::: ENTRIES SHOWN :::

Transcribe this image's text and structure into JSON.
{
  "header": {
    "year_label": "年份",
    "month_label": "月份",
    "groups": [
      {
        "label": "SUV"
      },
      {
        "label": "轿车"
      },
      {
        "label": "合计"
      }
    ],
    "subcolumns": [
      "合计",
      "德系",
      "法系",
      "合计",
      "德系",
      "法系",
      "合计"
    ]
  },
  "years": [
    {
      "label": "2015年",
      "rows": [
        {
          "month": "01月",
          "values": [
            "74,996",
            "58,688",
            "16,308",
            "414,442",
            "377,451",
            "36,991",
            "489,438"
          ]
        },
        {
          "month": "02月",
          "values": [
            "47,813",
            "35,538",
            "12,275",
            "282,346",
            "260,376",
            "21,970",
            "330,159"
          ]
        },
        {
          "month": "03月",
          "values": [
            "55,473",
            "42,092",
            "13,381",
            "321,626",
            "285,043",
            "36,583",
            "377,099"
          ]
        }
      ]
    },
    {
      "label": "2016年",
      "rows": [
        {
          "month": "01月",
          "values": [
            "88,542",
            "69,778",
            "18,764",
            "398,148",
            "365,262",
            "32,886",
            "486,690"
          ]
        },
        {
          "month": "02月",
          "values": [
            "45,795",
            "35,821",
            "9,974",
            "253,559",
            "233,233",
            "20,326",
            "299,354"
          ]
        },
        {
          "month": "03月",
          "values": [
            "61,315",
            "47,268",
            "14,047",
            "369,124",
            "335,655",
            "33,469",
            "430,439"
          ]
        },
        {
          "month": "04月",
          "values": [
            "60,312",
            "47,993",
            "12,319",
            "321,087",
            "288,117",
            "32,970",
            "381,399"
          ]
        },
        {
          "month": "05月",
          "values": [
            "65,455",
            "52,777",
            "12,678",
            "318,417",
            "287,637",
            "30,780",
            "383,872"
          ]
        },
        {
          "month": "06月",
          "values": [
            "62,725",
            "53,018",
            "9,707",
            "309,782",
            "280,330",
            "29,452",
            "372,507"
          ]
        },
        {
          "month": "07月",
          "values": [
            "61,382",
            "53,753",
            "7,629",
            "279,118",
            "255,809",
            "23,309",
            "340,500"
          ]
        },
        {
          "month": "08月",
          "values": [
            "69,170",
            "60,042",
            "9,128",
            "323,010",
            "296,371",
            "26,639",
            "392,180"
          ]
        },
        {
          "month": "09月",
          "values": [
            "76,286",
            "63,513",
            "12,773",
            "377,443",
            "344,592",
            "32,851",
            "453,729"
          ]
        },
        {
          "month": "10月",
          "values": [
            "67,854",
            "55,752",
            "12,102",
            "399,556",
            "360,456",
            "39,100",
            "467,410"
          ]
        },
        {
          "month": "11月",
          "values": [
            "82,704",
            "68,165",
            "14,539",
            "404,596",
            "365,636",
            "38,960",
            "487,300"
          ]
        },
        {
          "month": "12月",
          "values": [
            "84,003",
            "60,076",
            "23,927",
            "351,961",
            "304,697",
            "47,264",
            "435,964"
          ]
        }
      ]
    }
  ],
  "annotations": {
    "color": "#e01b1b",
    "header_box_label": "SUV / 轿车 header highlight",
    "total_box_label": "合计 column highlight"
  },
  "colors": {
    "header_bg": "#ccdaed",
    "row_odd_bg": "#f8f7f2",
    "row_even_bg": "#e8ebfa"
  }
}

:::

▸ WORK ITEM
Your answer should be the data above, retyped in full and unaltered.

▸ REPLY TO THE EXERCISE
Transcribe this image's text and structure into JSON.
{
  "header": {
    "year_label": "年份",
    "month_label": "月份",
    "groups": [
      {
        "label": "SUV"
      },
      {
        "label": "轿车"
      },
      {
        "label": "合计"
      }
    ],
    "subcolumns": [
      "合计",
      "德系",
      "法系",
      "合计",
      "德系",
      "法系",
      "合计"
    ]
  },
  "years": [
    {
      "label": "2015年",
      "rows": [
        {
          "month": "01月",
          "values": [
            "74,996",
            "58,688",
            "16,308",
            "414,442",
            "377,451",
            "36,991",
            "489,438"
          ]
        },
        {
          "month": "02月",
          "values": [
            "47,813",
            "35,538",
            "12,275",
            "282,346",
            "260,376",
            "21,970",
            "330,159"
          ]
        },
        {
          "month": "03月",
          "values": [
            "55,473",
            "42,092",
            "13,381",
            "321,626",
            "285,043",
            "36,583",
            "377,099"
          ]
        }
      ]
    },
    {
      "label": "2016年",
      "rows": [
        {
          "month": "01月",
          "values": [
            "88,542",
            "69,778",
            "18,764",
            "398,148",
            "365,262",
            "32,886",
            "486,690"
          ]
        },
        {
          "month": "02月",
          "values": [
            "45,795",
            "35,821",
            "9,974",
            "253,559",
            "233,233",
            "20,326",
            "299,354"
          ]
        },
        {
          "month": "03月",
          "values": [
            "61,315",
            "47,268",
            "14,047",
            "369,124",
            "335,655",
            "33,469",
            "430,439"
          ]
        },
        {
          "month": "04月",
          "values": [
            "60,312",
            "47,993",
            "12,319",
            "321,087",
            "288,117",
            "32,970",
            "381,399"
          ]
        },
        {
          "month": "05月",
          "values": [
            "65,455",
            "52,777",
            "12,678",
            "318,417",
            "287,637",
            "30,780",
            "383,872"
          ]
        },
        {
          "month": "06月",
          "values": [
            "62,725",
            "53,018",
            "9,707",
            "309,782",
            "280,330",
            "29,452",
            "372,507"
          ]
        },
        {
          "month": "07月",
          "values": [
            "61,382",
            "53,753",
            "7,629",
            "279,118",
            "255,809",
            "23,309",
            "340,500"
          ]
        },
        {
          "month": "08月",
          "values": [
            "69,170",
            "60,042",
            "9,128",
            "323,010",
            "296,371",
            "26,639",
            "392,180"
          ]
        },
        {
          "month": "09月",
          "values": [
            "76,286",
            "63,513",
            "12,773",
            "377,443",
            "344,592",
            "32,851",
            "453,729"
          ]
        },
        {
          "month": "10月",
          "values": [
            "67,854",
            "55,752",
            "12,102",
            "399,556",
            "360,456",
            "39,100",
            "467,410"
          ]
        },
        {
          "month": "11月",
          "values": [
            "82,704",
            "68,165",
            "14,539",
            "404,596",
            "365,636",
            "38,960",
            "487,300"
          ]
        },
        {
          "month": "12月",
          "values": [
            "84,003",
            "60,076",
            "23,927",
            "351,961",
            "304,697",
            "47,264",
            "435,964"
          ]
        }
      ]
    }
  ],
  "annotations": {
    "color": "#e01b1b",
    "header_box_label": "SUV / 轿车 header highlight",
    "total_box_label": "合计 column highlight"
  },
  "colors": {
    "header_bg": "#ccdaed",
    "row_odd_bg": "#f8f7f2",
    "row_even_bg": "#e8ebfa"
  }
}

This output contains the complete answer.